1. You / Pablo Honey / February 1993
2. Sulk / The Bends / March 1995
3. I Promise / OKNOTOK / Recorded 1996
4. Man Of War / OKNOTOK / Recorded 1998
5. In Limbo / Kid A / October 2000
6. Cuttooth / Single B Side / August 2001
7. Myxomatosis / Hail To The Thief / June 2003
8. Weird Fishes/Arpeggi / In Rainbows / October 2007
9. Bangers+Mash / In Rainbows EP / December 2007
10. Harry Patch (In Memory Of) / Download / August 2009
11. These Are My Twisted Words / Download / August 2009
12. Lotus Flower / The Kings Of Limbs / February 2011
13. Supercollider / Double A Side / April 2011
14. The Daily Mail / Double A Side / December 2011

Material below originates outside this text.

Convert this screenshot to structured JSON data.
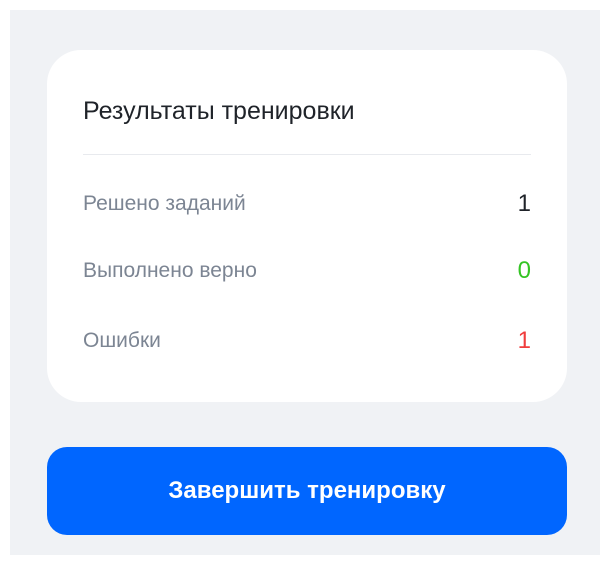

15. Staircase / Double A Side / December 2011
16. Spectre / Download / December 2015
17. Burn The Witch / A Moon Shaped Pool / May 2016
18. Decks Dark / A Moon Shaped Pool / May 2016
As far as I’m concerned, the band has done no wrong in the twenty years since I first started listening to them on the walk to and from secondary school. Any criticism I have of their newer material will never see the light of day, though there’s hardly any to begin with.
I was 13 when I first heard OK Computer, and at first its greatness didn't hit me. I was a fan of the more simple pleasures and straight forward directness of Oasis, and Radiohead in comparison seemed lightweight and pretentious. The southern middle-class students versus the gruff northern everymen.
Then one night I listened to it on my headphones. All the interlocking textures suddenly jumped out at me; Thom Yorke's wonderfully melancholic falsetto; Jonny Greenwood's sublime guitar work; the soaring harmonies; the frosty soundscapes. I realised that OK Computer was a work of immense quality by a band who knew exactly what they wanted, and would not compromise in achieving it.
Radiohead's quest for musical development went even further after this release, incorporating electronica and the avant-garde on next album Kid A, but it is on OK Computer that they truly reached their songwriting apex.
The band have come a long way since first full-length album, “Pablo Honey ” which bares more resemblance to the punk rock bands they were influenced by than it does to Radiohead themselves (some called the band “British Nirvana” after this debut).
The 2007 album “In Rainbows,” contains some of the prettiest melodies and softest tracks of the band’s career, and a staggering number of Radiohead’s B-sides are good enough—or at least, a sketch of something good enough—to make it to the track list of a final album.
Dan Green August 2017